Lithium Isotope Systematics of McMurdo Volcanic Group Lavas, and Other Intraplate Sites

Jeffrey G. Ryan (Dept. Geology, Univ. South Florida, 4202 East Fowler Ave, Tampa, FL 33620; ryan@chuma.cas.usf.edu

Philip R. Kyle (Dept. Geosciences, New Mexico Inst. Min. Tech, Socorro, NM)

To assess the geochemical cycle of Li isotopes, and the role of subduction in Li isotopic distributions in the Earth, it is necessary to understand the level of Li isotopic diversity in terrestrial mantle reservoirs. Accessing this information in via examining mantle-derived volcanic rocks may be complicated by the fact that unlike radiogenic isotope systems, Li isotopic ratios may suffer chemical fractionations during hydrothermal processes associated with magmatism, and may also be affected by isotopically variable Li reservoirs in the crust. To characterize the effects of open-system magmatic processes, as well as to constrain d7Li values for mantle sources, we have examined the Li abundance and isotopic systematics of well-characterized suites of lavas from the McMurdo Volcanic Group (Mt. Erebus region) of Antarctica, for comparison to other intraplate volcanic sites.

Both Li contents and d7Li for our samples were determined using the VG P54-30 MC ICP-MS at the Dept. Terrestrial Magnetism/CIW, following methods pioneered by P. Tomascek and coworkers. Recent improvements in Li sensitivity are reflected in improved short-term reproducibility : repeated measurements of reference samples, and replicate sample digestions indicate a precision on d7Li determinations of on the order of 0.7‰.

The McMurdo samples analyzed included basanites and moderately evolved lavas of the Erebus Lineage (EL) and evolved Enriched Iron series (EFS) lavas (phonolites and trachytes). d7Li in relatively primitive EL lavas (Li contents: 3-9 ppm) average +4.0‰ 1‰, while the more evolved rocks (Li contents: 11-19 ppm) range from +1.4‰ to +10.4‰. Basanites from the Crary Mtns, in the West Antarctic Rift System (Late Cenozoic) have d7Li of +4.1‰ to +5.0‰. Thus, while magmatic processes do impart variability on d7Li, the most primitive lavas erupted in this region over time preserve a consistent ratio, most likely reflecting that of the local mantle source.

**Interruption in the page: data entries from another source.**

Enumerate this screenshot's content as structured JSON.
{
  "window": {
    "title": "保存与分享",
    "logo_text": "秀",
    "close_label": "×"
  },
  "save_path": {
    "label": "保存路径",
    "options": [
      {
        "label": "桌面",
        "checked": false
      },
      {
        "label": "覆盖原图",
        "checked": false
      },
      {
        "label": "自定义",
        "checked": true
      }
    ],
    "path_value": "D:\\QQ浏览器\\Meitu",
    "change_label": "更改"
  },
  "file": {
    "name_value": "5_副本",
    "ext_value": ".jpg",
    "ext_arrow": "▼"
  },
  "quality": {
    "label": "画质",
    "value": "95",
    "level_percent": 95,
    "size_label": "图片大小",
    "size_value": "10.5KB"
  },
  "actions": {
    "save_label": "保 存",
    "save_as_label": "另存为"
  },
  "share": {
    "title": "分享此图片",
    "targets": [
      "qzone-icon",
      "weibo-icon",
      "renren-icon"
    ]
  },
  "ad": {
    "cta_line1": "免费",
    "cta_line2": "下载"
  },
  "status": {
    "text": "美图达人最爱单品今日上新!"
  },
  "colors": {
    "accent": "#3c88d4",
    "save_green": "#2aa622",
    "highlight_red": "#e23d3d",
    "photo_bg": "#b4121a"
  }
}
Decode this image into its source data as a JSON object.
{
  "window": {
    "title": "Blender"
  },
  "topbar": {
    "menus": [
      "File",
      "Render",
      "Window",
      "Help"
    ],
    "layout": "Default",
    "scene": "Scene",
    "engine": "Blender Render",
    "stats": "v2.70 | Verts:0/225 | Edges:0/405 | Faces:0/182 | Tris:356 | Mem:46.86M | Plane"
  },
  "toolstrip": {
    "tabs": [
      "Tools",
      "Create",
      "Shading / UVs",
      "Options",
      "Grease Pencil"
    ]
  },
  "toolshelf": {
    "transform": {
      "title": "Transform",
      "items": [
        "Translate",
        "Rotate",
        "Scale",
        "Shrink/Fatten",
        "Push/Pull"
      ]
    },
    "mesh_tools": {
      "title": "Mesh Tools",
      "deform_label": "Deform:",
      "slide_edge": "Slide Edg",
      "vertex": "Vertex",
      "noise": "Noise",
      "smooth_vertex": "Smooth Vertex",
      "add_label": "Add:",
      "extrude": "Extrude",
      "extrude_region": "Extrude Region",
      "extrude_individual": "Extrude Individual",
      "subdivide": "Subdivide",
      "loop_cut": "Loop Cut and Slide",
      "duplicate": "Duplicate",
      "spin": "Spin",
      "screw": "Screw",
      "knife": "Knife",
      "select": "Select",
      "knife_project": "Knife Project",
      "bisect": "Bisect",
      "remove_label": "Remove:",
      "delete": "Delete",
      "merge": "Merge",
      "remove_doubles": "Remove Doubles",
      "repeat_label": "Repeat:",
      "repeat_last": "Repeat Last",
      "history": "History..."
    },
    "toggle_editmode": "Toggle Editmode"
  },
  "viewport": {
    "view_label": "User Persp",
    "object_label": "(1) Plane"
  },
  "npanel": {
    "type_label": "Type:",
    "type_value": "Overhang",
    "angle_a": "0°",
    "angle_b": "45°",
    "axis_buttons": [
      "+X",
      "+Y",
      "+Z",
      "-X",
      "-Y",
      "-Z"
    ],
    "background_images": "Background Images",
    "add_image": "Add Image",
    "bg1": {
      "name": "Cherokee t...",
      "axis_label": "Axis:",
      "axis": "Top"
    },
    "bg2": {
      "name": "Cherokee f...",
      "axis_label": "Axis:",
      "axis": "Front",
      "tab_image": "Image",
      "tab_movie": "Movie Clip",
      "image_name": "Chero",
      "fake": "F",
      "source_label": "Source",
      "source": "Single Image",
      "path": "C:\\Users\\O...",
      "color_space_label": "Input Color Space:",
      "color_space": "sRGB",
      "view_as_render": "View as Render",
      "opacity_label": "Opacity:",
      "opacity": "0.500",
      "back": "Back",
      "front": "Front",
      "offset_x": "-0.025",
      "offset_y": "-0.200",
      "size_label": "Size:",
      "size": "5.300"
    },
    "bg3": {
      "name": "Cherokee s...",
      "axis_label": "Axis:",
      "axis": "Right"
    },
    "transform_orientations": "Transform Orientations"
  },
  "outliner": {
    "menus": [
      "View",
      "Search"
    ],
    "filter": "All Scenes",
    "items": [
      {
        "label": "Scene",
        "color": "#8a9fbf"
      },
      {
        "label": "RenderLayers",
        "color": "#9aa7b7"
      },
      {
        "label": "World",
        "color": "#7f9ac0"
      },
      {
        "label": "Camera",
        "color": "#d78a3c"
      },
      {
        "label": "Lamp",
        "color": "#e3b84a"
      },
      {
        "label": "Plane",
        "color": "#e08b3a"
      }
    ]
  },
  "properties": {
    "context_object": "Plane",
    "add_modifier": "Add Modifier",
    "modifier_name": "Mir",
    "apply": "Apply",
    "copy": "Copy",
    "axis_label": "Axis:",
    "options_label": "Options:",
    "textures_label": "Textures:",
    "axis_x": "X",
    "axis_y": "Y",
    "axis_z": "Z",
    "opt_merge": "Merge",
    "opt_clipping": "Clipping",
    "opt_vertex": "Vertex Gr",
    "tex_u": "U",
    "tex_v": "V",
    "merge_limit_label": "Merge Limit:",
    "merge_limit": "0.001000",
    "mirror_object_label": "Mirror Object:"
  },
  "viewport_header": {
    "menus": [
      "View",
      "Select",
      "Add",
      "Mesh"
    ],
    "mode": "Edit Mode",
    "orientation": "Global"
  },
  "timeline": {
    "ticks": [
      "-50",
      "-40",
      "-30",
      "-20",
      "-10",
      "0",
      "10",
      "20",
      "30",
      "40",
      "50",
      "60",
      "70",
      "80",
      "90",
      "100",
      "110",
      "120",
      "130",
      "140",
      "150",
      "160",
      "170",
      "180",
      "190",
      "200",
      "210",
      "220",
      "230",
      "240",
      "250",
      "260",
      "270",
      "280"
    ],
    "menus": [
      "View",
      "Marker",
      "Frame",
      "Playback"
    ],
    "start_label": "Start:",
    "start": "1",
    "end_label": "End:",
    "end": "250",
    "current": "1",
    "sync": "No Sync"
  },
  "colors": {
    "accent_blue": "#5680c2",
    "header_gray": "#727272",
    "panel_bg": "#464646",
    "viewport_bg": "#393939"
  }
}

The McMurdo mantle source is isotopically similar to that of Iceland (+3.1‰, +4‰) and Reunion (+2.8‰, +4.4‰), but distinct from that of St. Helena (+7.0‰) and the Pribilof Islands (~+6.7‰). The Li isotopic variability of intraplate volcanic rocks thus appears to be somewhat larger than that of MORBs, and "normal" arc lavas, though it is still markedly less than what is seen in "old" arc settings such as Panama.